When the NFL secretly slipped the new helmet rule onto the agenda of Competition Committee proposals in March, making it No. 11 to a previously-published list of ten, the league office knew what it was doing. Someone(s) wanted to be able to push the rule past ownership without anyone sounding the alarm about the potential consequences of prohibiting any and all lowering of any and every portion of the helmet to initiate contact with any and all parts of an opponent’s body.
As a result, no one even knew about the new rule until it became a new rule, and by the time the debate even had a chance to get started, the debate was over.
But to the extent the NFL thought there would never be a debate, the NFL was mistaken. The random warnings from some (but not nearly enough) in the media regarding the breadth of the rule and its potential impact on the game have become a firestorm of criticism, now that games are being played and flags are being thrown.
“To all those [people] including those who made the rule,” 49ers cornerback Richard Sherman said on Twitter regarding the application of the rule. “I want a video of YOU running full speed and being lead by anything but your head while also attempting to bring down a moving target. You will soon realize it’s impossible.”

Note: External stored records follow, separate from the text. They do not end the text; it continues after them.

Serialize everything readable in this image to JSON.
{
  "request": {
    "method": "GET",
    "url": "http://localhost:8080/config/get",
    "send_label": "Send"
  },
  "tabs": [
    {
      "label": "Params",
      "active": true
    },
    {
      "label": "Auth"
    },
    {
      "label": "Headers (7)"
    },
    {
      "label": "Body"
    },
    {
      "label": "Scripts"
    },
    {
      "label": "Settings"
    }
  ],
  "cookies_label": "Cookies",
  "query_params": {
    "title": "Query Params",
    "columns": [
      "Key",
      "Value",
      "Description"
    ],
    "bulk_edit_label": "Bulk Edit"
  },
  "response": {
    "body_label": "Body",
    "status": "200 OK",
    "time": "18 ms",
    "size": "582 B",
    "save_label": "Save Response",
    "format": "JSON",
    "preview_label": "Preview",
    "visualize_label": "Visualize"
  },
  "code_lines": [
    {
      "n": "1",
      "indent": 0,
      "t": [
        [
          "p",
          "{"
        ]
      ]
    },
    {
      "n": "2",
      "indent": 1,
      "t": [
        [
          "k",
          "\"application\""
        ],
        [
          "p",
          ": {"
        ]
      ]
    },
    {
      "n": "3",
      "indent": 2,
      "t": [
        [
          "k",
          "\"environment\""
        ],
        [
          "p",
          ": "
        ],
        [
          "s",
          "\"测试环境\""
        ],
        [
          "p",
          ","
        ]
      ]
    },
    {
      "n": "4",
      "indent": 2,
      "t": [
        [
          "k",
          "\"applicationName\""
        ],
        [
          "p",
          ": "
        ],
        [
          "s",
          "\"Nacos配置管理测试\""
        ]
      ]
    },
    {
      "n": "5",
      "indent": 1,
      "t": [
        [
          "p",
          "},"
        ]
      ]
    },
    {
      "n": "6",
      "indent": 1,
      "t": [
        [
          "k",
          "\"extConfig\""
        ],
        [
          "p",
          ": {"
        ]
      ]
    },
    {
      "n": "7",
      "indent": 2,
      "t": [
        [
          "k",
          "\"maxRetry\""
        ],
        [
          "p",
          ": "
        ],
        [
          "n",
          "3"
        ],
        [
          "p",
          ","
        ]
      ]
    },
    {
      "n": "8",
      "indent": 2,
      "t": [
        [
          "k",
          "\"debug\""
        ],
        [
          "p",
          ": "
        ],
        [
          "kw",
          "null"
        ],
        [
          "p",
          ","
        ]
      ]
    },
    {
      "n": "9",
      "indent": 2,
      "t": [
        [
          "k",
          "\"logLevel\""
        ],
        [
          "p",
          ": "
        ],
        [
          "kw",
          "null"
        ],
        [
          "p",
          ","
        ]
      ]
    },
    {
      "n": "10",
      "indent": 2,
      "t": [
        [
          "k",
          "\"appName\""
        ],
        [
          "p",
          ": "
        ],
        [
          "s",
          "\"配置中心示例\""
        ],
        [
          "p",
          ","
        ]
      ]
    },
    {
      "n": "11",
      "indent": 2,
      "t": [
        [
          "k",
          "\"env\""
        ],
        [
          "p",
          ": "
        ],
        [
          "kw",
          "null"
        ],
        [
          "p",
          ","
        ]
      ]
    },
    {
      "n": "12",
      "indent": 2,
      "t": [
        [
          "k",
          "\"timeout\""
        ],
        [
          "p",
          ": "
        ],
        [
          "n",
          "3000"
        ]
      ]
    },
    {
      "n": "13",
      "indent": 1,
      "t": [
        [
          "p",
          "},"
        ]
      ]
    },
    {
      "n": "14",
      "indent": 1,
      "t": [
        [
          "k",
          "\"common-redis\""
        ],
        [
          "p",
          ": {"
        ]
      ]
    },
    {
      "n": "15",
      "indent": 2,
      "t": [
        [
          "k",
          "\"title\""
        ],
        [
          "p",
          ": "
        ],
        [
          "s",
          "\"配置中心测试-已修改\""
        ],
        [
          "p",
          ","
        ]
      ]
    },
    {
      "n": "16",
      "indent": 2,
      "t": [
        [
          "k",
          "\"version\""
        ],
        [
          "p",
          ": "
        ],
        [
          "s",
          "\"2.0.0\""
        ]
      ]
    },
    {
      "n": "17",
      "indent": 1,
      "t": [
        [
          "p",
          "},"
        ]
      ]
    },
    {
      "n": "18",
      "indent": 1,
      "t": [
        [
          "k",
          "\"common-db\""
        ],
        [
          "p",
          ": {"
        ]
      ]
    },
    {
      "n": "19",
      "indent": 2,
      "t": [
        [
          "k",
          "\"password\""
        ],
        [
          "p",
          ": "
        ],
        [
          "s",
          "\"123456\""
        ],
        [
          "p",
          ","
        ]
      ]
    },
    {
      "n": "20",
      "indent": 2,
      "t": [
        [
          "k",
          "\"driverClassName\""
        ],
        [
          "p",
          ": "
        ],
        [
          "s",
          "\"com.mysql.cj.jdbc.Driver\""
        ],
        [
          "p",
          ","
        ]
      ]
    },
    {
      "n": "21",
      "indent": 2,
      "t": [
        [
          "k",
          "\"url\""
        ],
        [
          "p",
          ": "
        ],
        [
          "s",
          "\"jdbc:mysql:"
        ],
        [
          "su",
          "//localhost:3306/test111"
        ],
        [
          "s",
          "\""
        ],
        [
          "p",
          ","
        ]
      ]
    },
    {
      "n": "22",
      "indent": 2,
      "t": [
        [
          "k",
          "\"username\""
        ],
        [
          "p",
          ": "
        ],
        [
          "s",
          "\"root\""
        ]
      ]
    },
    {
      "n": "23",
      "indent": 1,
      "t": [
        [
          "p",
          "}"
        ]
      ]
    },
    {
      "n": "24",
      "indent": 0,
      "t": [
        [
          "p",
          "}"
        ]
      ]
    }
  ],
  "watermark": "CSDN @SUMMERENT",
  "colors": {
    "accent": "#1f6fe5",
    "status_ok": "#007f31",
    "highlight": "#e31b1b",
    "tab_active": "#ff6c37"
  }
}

The league expects players to adjust, either by keeping their faces up, by striking the opponent with the flipper of the shoulder pad, or by contorting their bodies to spin the helmet away from the opponent, striking him with something other than the thing covering the defensive player’s head.
“There is no ‘make adjustment‘ to the way you tackle,” Sherman said on Twitter. “Even in a perfect form tackle the body is led by the head. The rule is idiotic and should be dismissed immediately. When you watch rugby players tackle they are still lead by their head. Will be flag football soon.”
Sherman adds a link to a video of a rugby tackle, claiming that it would be a penalty in today’s NFL. But it’s hard to tell whether the tackler’s head strikes the player he tackles; one of the few clear aspects of the new helmet rule is that, even if the head is lowered, there’s no foul unless the head makes contact with the opponent.
Still, Sherman is right regarding one very important point: In real time and at full speed, helmet contact by a tackler against a ball carrier is inevitable (especially when tackling from the side), and whether a penalty is or isn’t called will be a product of chance. The only way to avoid the risk of being flagged will be to ensure the face is up at all times (which is far easier said than done, particularly when diving) or to turn into the opponent at the right moment, striking him with the back of the shoulder pads and keeping the helmet completely out of the fray.
The only way to avoid this rule being the dominant story line of the 2018 season will be to tweak it before the regular-season opener in 18 days, either by adding language like “forcible” or making an exception for incidental contact or limiting the foul only to contact initiated by the top/crown of the helmet. Or by, as Sherman suggested, getting rid of the rule right now.
However it plays out, no change is possible without 24 owners voting in favor of whatever adjustment is deemed preferable to a season that may entail a threat to the game far more significant and real than the huffing and puffing sparked by the anthem controversy.